The collapse of the Tropicana’s parking garage took the lives of four local men James Bigelow was 29. He and his wife, Joleen, would have celebrated their second wedding anniversary Nov. 17.
“He was her first love – her only boyfriend, the best husband and father in the world,” Joleen’s mother, Valerie Giannini, said Friday as she stood on the front porch of the couple’s Egg Harbor Township home.
“He was my son-in-law and I loved him like my own,” she said, her face reddened from crying as she sorted through family snapshots, looking for a photo of Bigelow and his wife with their 19-month-old son, James Jr.
Bigelow was one of four workers killed and 20 injured Thursday when sections of the top five levels of a new parking garage under construction at the Tropicana Casino and Resort in Atlantic City collapsed as they were working there.
Authorities identified the three other workers killed as Michael Wittland, 43, of Pleasantville; Scott Pietrosante, 21, of the Milmay section of Buena Vista Township; and Robert Tartaglia Jr., 42, of Galloway Township.
Bigelow and his wife met as neighbors eight years ago in Somers Point “and they’ve been inseparable ever since,” Giannini said. “That girl is going through hell right now.”
She said Bigelow and Joleen introduced her to Bigelow’s brother, George, and “we’ve been together eight years, too,”
Bigelow loved race cars so much that he bought a Chevrolet Malibu and got it into racing shape.
“He put a lot of money into it because he was going to race it at Atco,” Giannini said. “(Joleen) says she’s going to do it. George (Bigelow’s brother) is going to finish painting it for her.”
Bigelow and Wittland were ironworkers. Both were down in me stairwell when the garage collapsed, said Will Pauls, business manager for Ironworkers Union Local 350 of Atlantic City.
Pauls, who also is president of the Building Trades Council of southern New Jersey, said he and other members of his union worked around the clock to help secure the building so rescue workers could get into it.

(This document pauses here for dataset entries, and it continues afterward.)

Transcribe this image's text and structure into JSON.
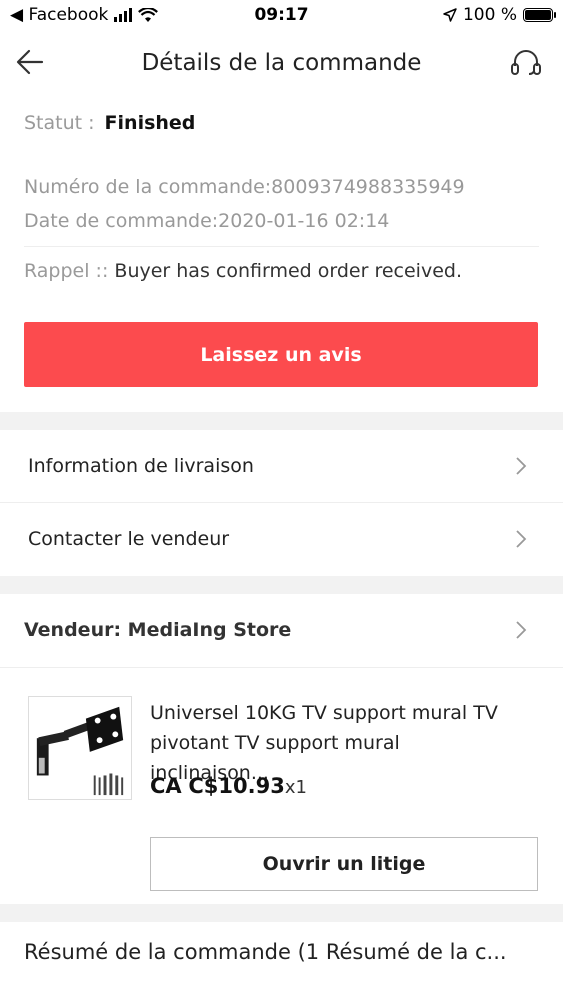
{
  "status_bar": {
    "back_app": "◀ Facebook",
    "time": "09:17",
    "battery_pct": "100 %"
  },
  "header": {
    "title": "Détails de la commande"
  },
  "order": {
    "status_label": "Statut :",
    "status_value": "Finished",
    "number_text": "Numéro de la commande:8009374988335949",
    "date_text": "Date de commande:2020-01-16 02:14",
    "reminder_label": "Rappel ::",
    "reminder_text": "Buyer has confirmed order received."
  },
  "review_button": "Laissez un avis",
  "rows": {
    "delivery": "Information de livraison",
    "contact": "Contacter le vendeur"
  },
  "seller": {
    "label": "Vendeur: MediaIng Store"
  },
  "product": {
    "title": "Universel 10KG TV support mural TV pivotant TV support mural inclinaison...",
    "price_prefix": "CA",
    "price": "C$10.93",
    "quantity": "x1"
  },
  "dispute_button": "Ouvrir un litige",
  "summary_text": "Résumé de la commande (1 Résumé de la c..."
}
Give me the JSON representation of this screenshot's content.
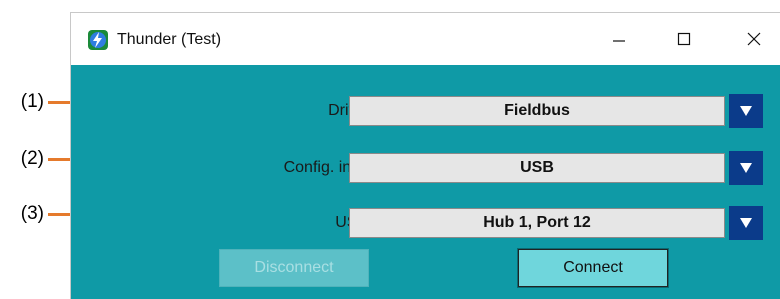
{
  "window": {
    "title": "Thunder (Test)"
  },
  "callouts": [
    "(1)",
    "(2)",
    "(3)"
  ],
  "fields": [
    {
      "label": "Drive type :",
      "value": "Fieldbus"
    },
    {
      "label": "Config. interface :",
      "value": "USB"
    },
    {
      "label": "USB port :",
      "value": "Hub 1, Port 12"
    }
  ],
  "buttons": {
    "disconnect": "Disconnect",
    "connect": "Connect"
  },
  "colors": {
    "client_bg": "#0f9aa6",
    "leader": "#e57a2c",
    "dropdown_arrow": "#0b3b8a"
  }
}
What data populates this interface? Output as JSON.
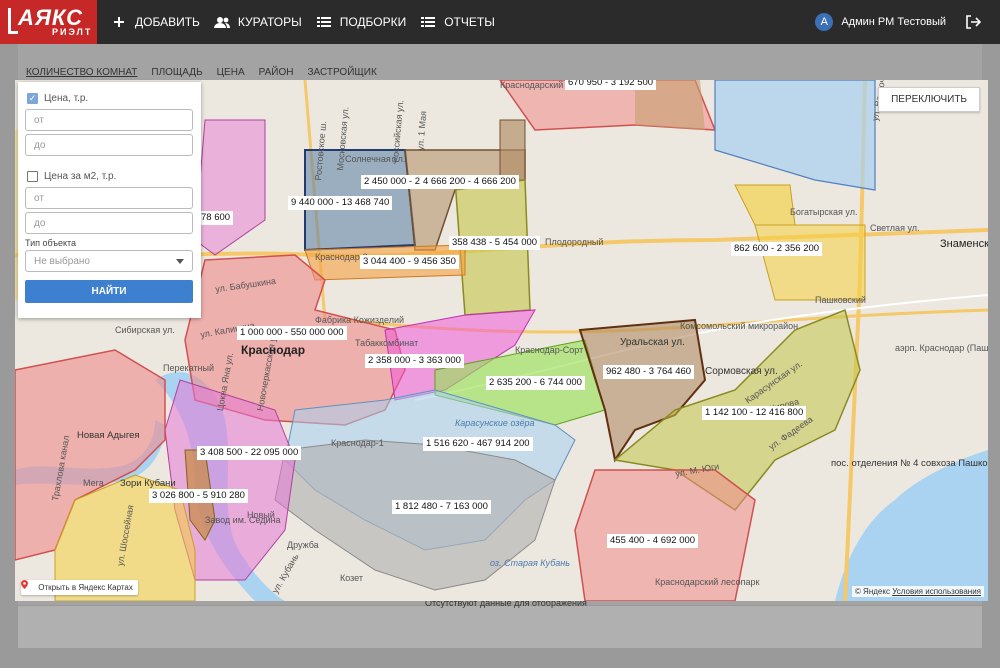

Emergency management personnel went way beyond the call of duty to rescue workers, Pauls said. Bigelow graduated from his two-year iron-working apprenticeship in June. Union Local 350 named him the outstanding apprentice of his class, Pauls said.
Pauls said he was a personal friend of Wittland, a 25-year union member whose son, Ed, also an ironworker, was injured in the collapse and remained hospitalized Friday.
Michael Wittland was “an outstanding guy,” Pauls said. He was always there for you whenever you asked him to do something. Nothing was too much to ask.
There was no answer at the door of Wittland’s home on a quiet street in Pleasantville when a reporter knocked late Friday afternoon.
Pete Higbee, a neighbor across the meet, said he had known Wittland for 30 years and spoke by phone to Wittland’s wife, Nancy, a half-hour earlier.
“She’s very distraught because her son (Ed) is in the hospital with a broken neck,” Higbee said. “She doesn’t want to speak (to reporters) at this time.”
He said Nancy Wittland was staying with family out of town.
She and Wittland “were the best couple anybody could imagine,” Higbee said. “They did everything together 24/7 – shopping, church. housework, country line dancing. He’d be working on the car and she’d hand him the tools.”
The couple had three sons, Higbee said. He used to baby-sit them. When they got old enough, they baby-sat Higbee’s children.
Pietrosante and Tartaglia worked as cement finishers for Fabi Construction Co.
Pietrasante’s father, who answered the phone at the family home Friday, said he did not want to talk at this point. Some family members visited the construction site Friday and shed a few quiet tears.
A woman who answered the phone at Tartaglia’s home said the family was mourning and did not wish to talk at that time.
Tartaglia was a member of Cement Masons Union Local 2 in Pennsville, Salem County.